Today's Clinical Lab - News, Editorial and Products for the Clinical Laboratory
A Synapse Is Born: Human Brain Organoids Integrate with Mouse Cortex
Researchers recorded the human-mouse synapse formation using a novel experimental setup and intend to use it to understand brain diseases.
iStock, bawanch

A Synapse Is Born: Human Brain Organoids Integrate with Mouse Cortex

Multimodal experiments with organoids may provide deeper insights into the human brain

Photo portrait of swathi kodaikal
Swathi Kodaikal, MSc
Photo portrait of swathi kodaikal

Swathi Kodaikal, MSc, holds a master’s degree in biotechnology and has worked in places where actual science and research happen. Blending her love for writing with science, Swathi enjoys demystifying complex research findings for readers from all walks of life. On the days she doesn’t write, she learns and performs Kathak, sings, makes plans to travel, and obsesses over cleanliness.

ViewFull Profile
Learn about ourEditorial Policies.
Published:Jan 10, 2023
|1 min read
Register for free to listen to this article
Listen with Speechify

For the first time, researchers report the functional integration of human neuronal networks in a mouse brain. A team of engineers and neuroscientists from the University of California San Diego, Boston University, and the Salk Institute for Biological Studies implanted three-dimensional neuronal cultures, called brain organoids, into the cortex of mice. When exposed to an external visual stimulus (an optical white light LED), the implanted organoids reacted in the same way as the surrounding mouse neurons. tissues of the cortex. 

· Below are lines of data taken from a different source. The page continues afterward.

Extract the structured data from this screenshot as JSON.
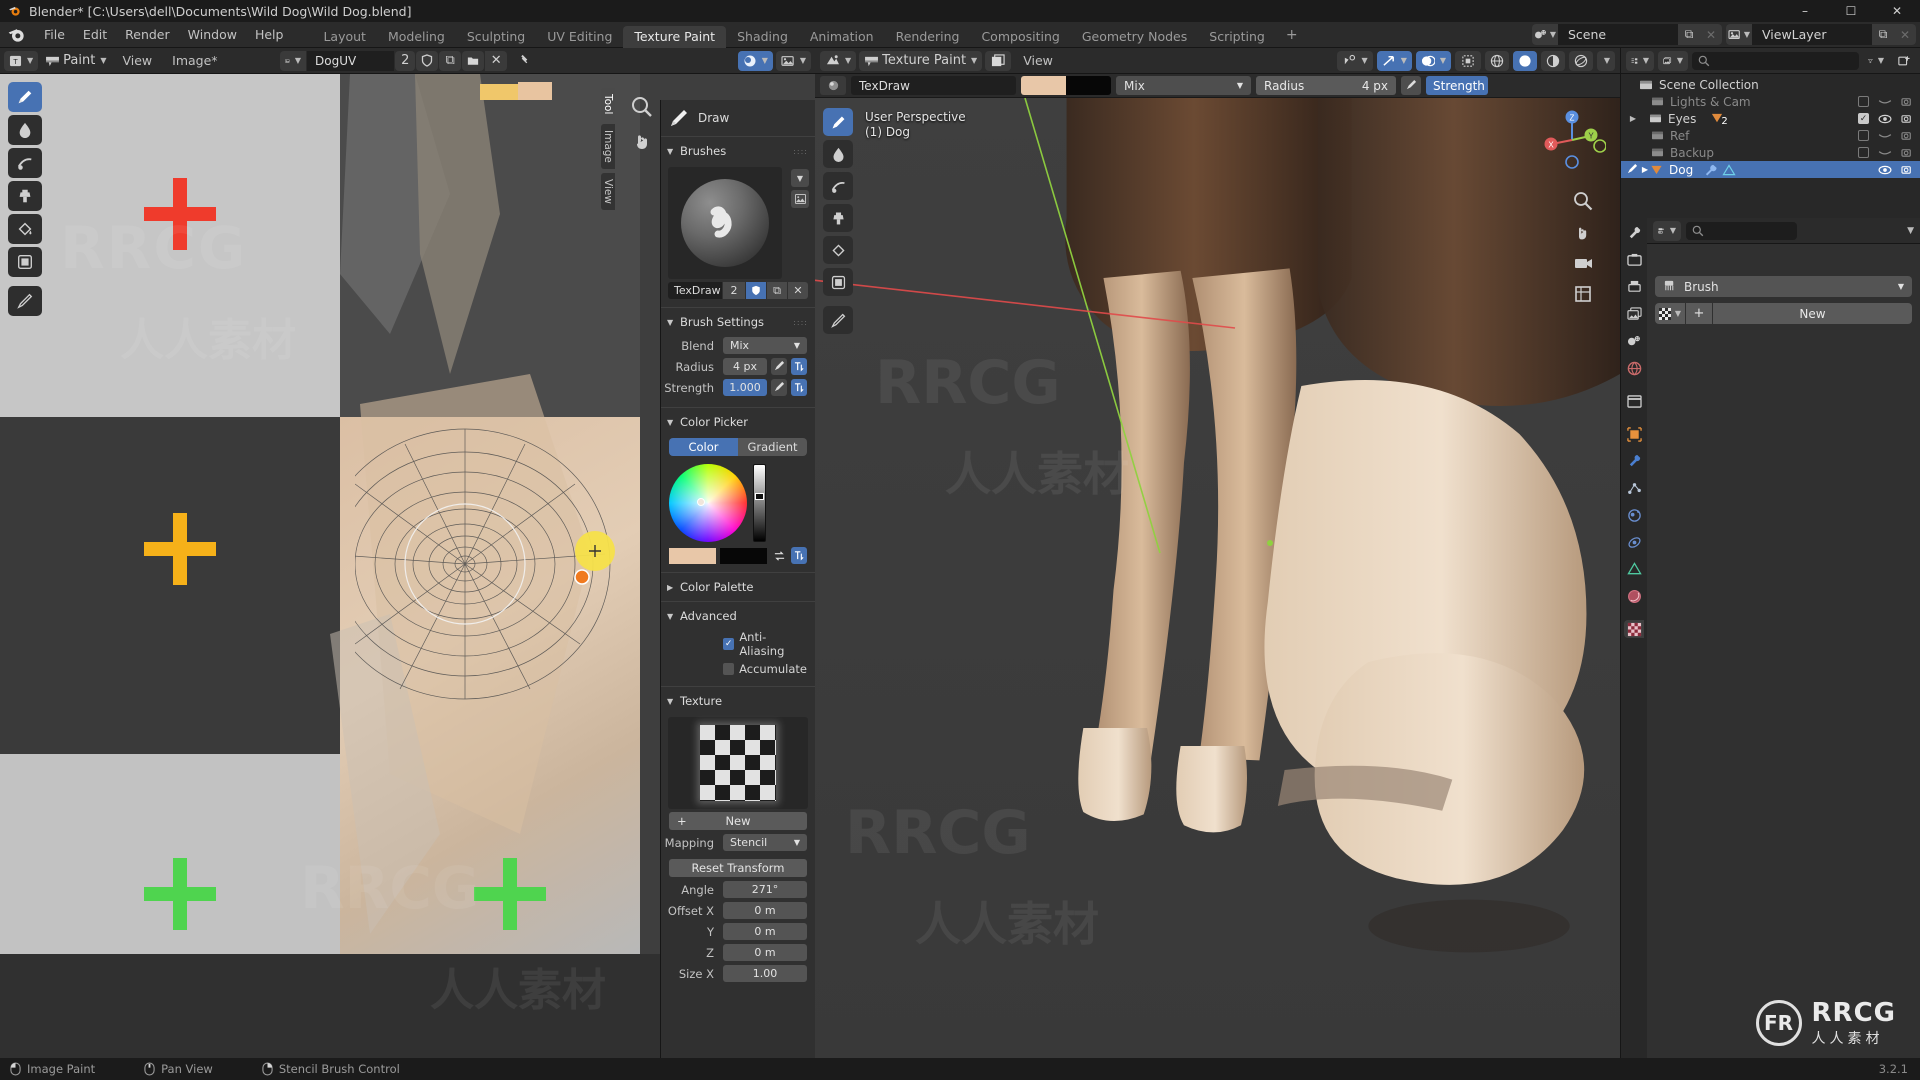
{
  "window": {
    "title": "Blender* [C:\\Users\\dell\\Documents\\Wild Dog\\Wild Dog.blend]",
    "minimize": "–",
    "maximize": "☐",
    "close": "✕"
  },
  "topbar": {
    "menus": [
      "File",
      "Edit",
      "Render",
      "Window",
      "Help"
    ],
    "workspaces": [
      {
        "label": "Layout",
        "active": false
      },
      {
        "label": "Modeling",
        "active": false
      },
      {
        "label": "Sculpting",
        "active": false
      },
      {
        "label": "UV Editing",
        "active": false
      },
      {
        "label": "Texture Paint",
        "active": true
      },
      {
        "label": "Shading",
        "active": false
      },
      {
        "label": "Animation",
        "active": false
      },
      {
        "label": "Rendering",
        "active": false
      },
      {
        "label": "Compositing",
        "active": false
      },
      {
        "label": "Geometry Nodes",
        "active": false
      },
      {
        "label": "Scripting",
        "active": false
      }
    ],
    "add_workspace": "+",
    "scene_name": "Scene",
    "viewlayer_name": "ViewLayer",
    "new_copy": "⧉",
    "unlink": "✕"
  },
  "image_editor": {
    "mode": "Paint",
    "menus": [
      "View",
      "Image*"
    ],
    "image_name": "DogUV",
    "image_users": "2",
    "buttons": {
      "fake_user": "shield-icon",
      "new_copy": "⧉",
      "open": "folder-icon",
      "unlink": "✕",
      "pin": "pin-icon"
    },
    "tool_column": [
      {
        "name": "draw-tool",
        "active": true
      },
      {
        "name": "soften-tool",
        "active": false
      },
      {
        "name": "smear-tool",
        "active": false
      },
      {
        "name": "clone-tool",
        "active": false
      },
      {
        "name": "fill-tool",
        "active": false
      },
      {
        "name": "mask-tool",
        "active": false
      },
      {
        "name": "annotate-tool",
        "active": false
      }
    ],
    "side_tabs": [
      {
        "label": "Tool",
        "active": true
      },
      {
        "label": "Image",
        "active": false
      },
      {
        "label": "View",
        "active": false
      }
    ]
  },
  "npanel": {
    "active_tool": "Draw",
    "sections": {
      "brushes": {
        "title": "Brushes",
        "expanded": true
      },
      "brush_settings": {
        "title": "Brush Settings",
        "expanded": true
      },
      "color_picker": {
        "title": "Color Picker",
        "expanded": true
      },
      "color_palette": {
        "title": "Color Palette",
        "expanded": false
      },
      "advanced": {
        "title": "Advanced",
        "expanded": true
      },
      "texture": {
        "title": "Texture",
        "expanded": true
      }
    },
    "brush": {
      "name": "TexDraw",
      "users": "2",
      "fake_user_on": true,
      "new_copy": "⧉",
      "unlink": "✕"
    },
    "brush_settings": {
      "blend_label": "Blend",
      "blend_value": "Mix",
      "radius_label": "Radius",
      "radius_value": "4 px",
      "strength_label": "Strength",
      "strength_value": "1.000"
    },
    "color_picker": {
      "tab_color": "Color",
      "tab_gradient": "Gradient",
      "active_tab": "Color",
      "primary_color": "#e8c7a8",
      "secondary_color": "#070707",
      "swap_icon": "swap-colors-icon"
    },
    "advanced": {
      "anti_aliasing_label": "Anti-Aliasing",
      "anti_aliasing_checked": true,
      "accumulate_label": "Accumulate",
      "accumulate_checked": false
    },
    "texture": {
      "new_button": "New",
      "plus": "+",
      "mapping_label": "Mapping",
      "mapping_value": "Stencil",
      "reset_transform": "Reset Transform",
      "angle_label": "Angle",
      "angle_value": "271°",
      "offset_x_label": "Offset X",
      "offset_x_value": "0 m",
      "offset_y_label": "Y",
      "offset_y_value": "0 m",
      "offset_z_label": "Z",
      "offset_z_value": "0 m",
      "size_x_label": "Size X",
      "size_x_value": "1.00"
    }
  },
  "viewport": {
    "mode": "Texture Paint",
    "menus": [
      "View"
    ],
    "overlay_line1": "User Perspective",
    "overlay_line2": "(1) Dog",
    "tool_header": {
      "brush_name": "TexDraw",
      "primary_color": "#e8c7a8",
      "secondary_color": "#070707",
      "blend_value": "Mix",
      "radius_label": "Radius",
      "radius_value": "4 px",
      "strength_label": "Strength"
    },
    "gizmo_axes": [
      {
        "label": "X",
        "color": "#e05a5a"
      },
      {
        "label": "Y",
        "color": "#9ed04a"
      },
      {
        "label": "Z",
        "color": "#5a8fe0"
      }
    ],
    "nav_icons": [
      "zoom-icon",
      "pan-icon",
      "camera-icon",
      "ortho-toggle-icon"
    ],
    "shading_modes": [
      "wireframe",
      "solid",
      "material-preview",
      "rendered"
    ],
    "active_shading": "solid",
    "tool_column": [
      {
        "name": "draw-tool",
        "active": true
      },
      {
        "name": "soften-tool",
        "active": false
      },
      {
        "name": "smear-tool",
        "active": false
      },
      {
        "name": "clone-tool",
        "active": false
      },
      {
        "name": "fill-tool",
        "active": false
      },
      {
        "name": "mask-tool",
        "active": false
      },
      {
        "name": "annotate-tool",
        "active": false
      }
    ]
  },
  "outliner": {
    "display_mode": "View Layer",
    "search_placeholder": "",
    "filter_icon": "filter-icon",
    "new_collection_icon": "new-collection-icon",
    "rows": [
      {
        "label": "Scene Collection",
        "indent": 0,
        "type": "collection",
        "selected": false,
        "dim": false,
        "checkbox": null,
        "eye": null,
        "camera": false
      },
      {
        "label": "Lights & Cam",
        "indent": 1,
        "type": "collection",
        "selected": false,
        "dim": true,
        "checkbox": false,
        "eye": "closed",
        "camera": true
      },
      {
        "label": "Eyes",
        "indent": 1,
        "type": "collection",
        "selected": false,
        "dim": false,
        "checkbox": true,
        "eye": "open",
        "camera": true,
        "badge": "2"
      },
      {
        "label": "Ref",
        "indent": 1,
        "type": "collection",
        "selected": false,
        "dim": true,
        "checkbox": false,
        "eye": "closed",
        "camera": true
      },
      {
        "label": "Backup",
        "indent": 1,
        "type": "collection",
        "selected": false,
        "dim": true,
        "checkbox": false,
        "eye": "closed",
        "camera": true
      },
      {
        "label": "Dog",
        "indent": 1,
        "type": "object",
        "selected": true,
        "dim": false,
        "checkbox": null,
        "eye": "open",
        "camera": true
      }
    ]
  },
  "properties": {
    "search_placeholder": "",
    "pin_icon": "pin-icon",
    "tabs": [
      {
        "name": "tool",
        "active": false
      },
      {
        "name": "render",
        "active": false
      },
      {
        "name": "output",
        "active": false
      },
      {
        "name": "view-layer",
        "active": false
      },
      {
        "name": "scene",
        "active": false
      },
      {
        "name": "world",
        "active": false
      },
      {
        "name": "collection",
        "active": false
      },
      {
        "name": "object",
        "active": false
      },
      {
        "name": "modifiers",
        "active": false
      },
      {
        "name": "particles",
        "active": false
      },
      {
        "name": "physics",
        "active": false
      },
      {
        "name": "constraints",
        "active": false
      },
      {
        "name": "object-data",
        "active": false
      },
      {
        "name": "material",
        "active": false
      },
      {
        "name": "texture",
        "active": true
      }
    ],
    "brush_label": "Brush",
    "new_button": "New",
    "plus": "+"
  },
  "statusbar": {
    "items": [
      {
        "icon": "mouse-left",
        "label": "Image Paint"
      },
      {
        "icon": "mouse-middle",
        "label": "Pan View"
      },
      {
        "icon": "mouse-right",
        "label": "Stencil Brush Control"
      }
    ],
    "version": "3.2.1"
  },
  "watermarks": {
    "brand": "RRCG",
    "brand_sub": "人人素材",
    "logo_text": "FR"
  }
}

The researchers used an innovative experimental setup combining transparent graphene microelectrode arrays and two-photon imaging to study the progress of implantation. They recorded neural activity electrically from both the implanted organoid and the surrounding mouse cortex in real time for about 11 weeks. Two-photon imaging also captured the development of mouse vasculature around the human brain organoid, providing it with necessary nutrients and oxygen. 

The success of these multimodal experiments opens up opportunities to better understand human neural networks and investigate developmental brain diseases. 

In a press release, Duygu Kuzum, PhD, a faculty member in the UC San Diego Department of Electrical and Computer Engineering, who led the team of researchers, said, “We envision that further along the road, this combination of stem cells and neuro-recording technologies will be used for modeling disease under physiological conditions, examining candidate treatments on patient-specific organoids, and evaluating organoids’ potential to restore specific, lost, degenerated, or damaged brain regions.”  

This work was funded through the National Institutes of Health, the Research Council of Norway, and the National Science Foundation.